▶ [DESCRIPTION OF THE TASK] Gather all lines in the entries below that include the word "icon".

▶ [INPUT RECORDS]
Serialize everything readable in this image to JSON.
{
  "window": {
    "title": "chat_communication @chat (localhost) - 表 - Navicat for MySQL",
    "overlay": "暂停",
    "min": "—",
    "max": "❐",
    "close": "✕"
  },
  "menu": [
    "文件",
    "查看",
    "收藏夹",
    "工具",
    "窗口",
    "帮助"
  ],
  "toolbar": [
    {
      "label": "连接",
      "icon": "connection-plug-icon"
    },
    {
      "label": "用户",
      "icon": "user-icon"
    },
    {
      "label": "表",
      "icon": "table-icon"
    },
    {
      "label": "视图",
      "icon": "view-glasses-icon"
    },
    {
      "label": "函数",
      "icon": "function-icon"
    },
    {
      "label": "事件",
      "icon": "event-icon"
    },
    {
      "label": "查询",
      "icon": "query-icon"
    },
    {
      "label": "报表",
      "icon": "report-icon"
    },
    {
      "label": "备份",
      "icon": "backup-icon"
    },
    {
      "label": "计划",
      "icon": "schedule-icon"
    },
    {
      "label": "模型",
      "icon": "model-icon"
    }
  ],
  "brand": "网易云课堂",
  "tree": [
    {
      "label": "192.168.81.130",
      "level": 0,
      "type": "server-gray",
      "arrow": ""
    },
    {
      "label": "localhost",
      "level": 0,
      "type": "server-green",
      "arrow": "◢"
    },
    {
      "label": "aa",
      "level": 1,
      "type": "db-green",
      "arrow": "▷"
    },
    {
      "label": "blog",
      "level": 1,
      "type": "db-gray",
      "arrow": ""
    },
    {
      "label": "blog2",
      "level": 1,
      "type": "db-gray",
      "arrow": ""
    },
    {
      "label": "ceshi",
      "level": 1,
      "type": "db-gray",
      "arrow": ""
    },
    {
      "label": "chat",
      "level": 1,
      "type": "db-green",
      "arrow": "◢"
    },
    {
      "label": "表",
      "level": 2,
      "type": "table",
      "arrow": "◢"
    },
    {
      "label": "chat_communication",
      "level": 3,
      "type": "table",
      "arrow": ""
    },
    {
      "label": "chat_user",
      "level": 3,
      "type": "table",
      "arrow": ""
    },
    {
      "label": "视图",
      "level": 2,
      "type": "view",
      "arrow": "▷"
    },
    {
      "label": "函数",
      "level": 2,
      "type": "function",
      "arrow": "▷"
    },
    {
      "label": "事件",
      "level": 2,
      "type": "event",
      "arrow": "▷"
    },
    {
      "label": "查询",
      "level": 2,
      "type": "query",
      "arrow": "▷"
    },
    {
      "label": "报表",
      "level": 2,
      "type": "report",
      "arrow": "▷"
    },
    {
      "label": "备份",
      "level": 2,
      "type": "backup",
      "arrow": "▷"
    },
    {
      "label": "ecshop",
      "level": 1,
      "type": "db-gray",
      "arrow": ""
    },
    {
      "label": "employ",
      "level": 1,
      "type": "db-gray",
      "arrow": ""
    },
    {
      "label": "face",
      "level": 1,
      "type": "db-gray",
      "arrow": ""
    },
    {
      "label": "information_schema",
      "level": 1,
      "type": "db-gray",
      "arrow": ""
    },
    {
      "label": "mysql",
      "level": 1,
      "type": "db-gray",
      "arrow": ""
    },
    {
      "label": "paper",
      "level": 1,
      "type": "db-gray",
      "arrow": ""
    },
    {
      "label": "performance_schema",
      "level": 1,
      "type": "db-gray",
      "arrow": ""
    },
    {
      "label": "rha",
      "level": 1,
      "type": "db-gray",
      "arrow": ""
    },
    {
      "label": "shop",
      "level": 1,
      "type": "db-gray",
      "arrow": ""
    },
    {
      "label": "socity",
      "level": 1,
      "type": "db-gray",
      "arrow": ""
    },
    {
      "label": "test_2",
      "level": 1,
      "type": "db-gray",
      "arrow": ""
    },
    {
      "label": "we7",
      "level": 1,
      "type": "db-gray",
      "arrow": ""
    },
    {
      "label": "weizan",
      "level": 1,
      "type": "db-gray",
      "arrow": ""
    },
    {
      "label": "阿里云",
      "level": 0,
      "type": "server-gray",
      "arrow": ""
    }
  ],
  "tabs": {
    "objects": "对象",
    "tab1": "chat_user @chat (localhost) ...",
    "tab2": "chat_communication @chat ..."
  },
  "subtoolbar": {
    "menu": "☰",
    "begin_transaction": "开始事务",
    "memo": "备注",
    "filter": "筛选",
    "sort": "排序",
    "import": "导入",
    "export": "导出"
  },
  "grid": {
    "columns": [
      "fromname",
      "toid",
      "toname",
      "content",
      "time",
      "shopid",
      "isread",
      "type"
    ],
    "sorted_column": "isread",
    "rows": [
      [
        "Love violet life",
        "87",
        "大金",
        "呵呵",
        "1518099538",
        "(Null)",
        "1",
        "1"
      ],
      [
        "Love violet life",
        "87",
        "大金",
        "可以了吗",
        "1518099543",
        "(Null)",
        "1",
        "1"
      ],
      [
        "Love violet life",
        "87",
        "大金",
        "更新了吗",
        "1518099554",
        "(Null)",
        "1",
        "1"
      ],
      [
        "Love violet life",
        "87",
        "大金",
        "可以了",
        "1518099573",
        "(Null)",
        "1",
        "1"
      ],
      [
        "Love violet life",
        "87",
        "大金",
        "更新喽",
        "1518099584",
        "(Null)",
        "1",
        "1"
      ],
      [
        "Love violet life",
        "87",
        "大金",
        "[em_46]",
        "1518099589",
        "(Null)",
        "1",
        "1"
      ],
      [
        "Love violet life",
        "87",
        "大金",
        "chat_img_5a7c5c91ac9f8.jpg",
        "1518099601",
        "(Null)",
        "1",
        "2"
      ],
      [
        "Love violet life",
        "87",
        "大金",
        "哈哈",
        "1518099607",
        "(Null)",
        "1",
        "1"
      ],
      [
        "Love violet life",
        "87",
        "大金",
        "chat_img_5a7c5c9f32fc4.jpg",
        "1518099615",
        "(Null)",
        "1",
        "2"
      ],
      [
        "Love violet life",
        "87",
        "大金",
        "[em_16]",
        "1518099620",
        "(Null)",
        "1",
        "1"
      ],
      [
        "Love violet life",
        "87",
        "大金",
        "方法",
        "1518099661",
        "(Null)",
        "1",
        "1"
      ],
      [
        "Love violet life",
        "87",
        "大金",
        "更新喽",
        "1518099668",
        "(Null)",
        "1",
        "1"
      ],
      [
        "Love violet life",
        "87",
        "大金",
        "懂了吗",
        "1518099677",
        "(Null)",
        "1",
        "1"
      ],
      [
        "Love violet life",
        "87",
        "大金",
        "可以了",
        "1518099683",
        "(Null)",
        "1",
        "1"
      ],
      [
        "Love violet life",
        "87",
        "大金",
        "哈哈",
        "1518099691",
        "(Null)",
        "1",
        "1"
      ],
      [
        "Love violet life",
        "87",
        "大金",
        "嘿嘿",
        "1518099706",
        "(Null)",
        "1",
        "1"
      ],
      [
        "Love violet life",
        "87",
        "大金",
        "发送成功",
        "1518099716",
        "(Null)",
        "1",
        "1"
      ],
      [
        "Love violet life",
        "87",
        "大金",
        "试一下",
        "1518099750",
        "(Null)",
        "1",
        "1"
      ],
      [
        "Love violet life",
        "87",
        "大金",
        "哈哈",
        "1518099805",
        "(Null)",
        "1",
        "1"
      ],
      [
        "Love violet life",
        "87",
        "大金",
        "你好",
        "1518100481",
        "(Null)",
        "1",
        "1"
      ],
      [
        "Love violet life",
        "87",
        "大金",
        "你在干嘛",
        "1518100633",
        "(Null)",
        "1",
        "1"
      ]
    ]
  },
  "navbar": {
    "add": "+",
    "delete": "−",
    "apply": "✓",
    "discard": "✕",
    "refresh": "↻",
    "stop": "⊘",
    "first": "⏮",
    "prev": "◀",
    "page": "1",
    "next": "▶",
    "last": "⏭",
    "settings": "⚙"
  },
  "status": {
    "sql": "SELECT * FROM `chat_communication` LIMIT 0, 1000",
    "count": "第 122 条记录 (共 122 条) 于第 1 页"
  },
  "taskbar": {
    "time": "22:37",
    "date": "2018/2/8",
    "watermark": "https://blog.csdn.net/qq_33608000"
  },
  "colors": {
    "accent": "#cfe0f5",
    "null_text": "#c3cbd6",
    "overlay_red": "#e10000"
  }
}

▶ [WRITTEN REPLY]
      "icon": "connection-plug-icon"
      "icon": "user-icon"
      "icon": "table-icon"
      "icon": "view-glasses-icon"
      "icon": "function-icon"
      "icon": "event-icon"
      "icon": "query-icon"
      "icon": "report-icon"
      "icon": "backup-icon"
      "icon": "schedule-icon"
      "icon": "model-icon"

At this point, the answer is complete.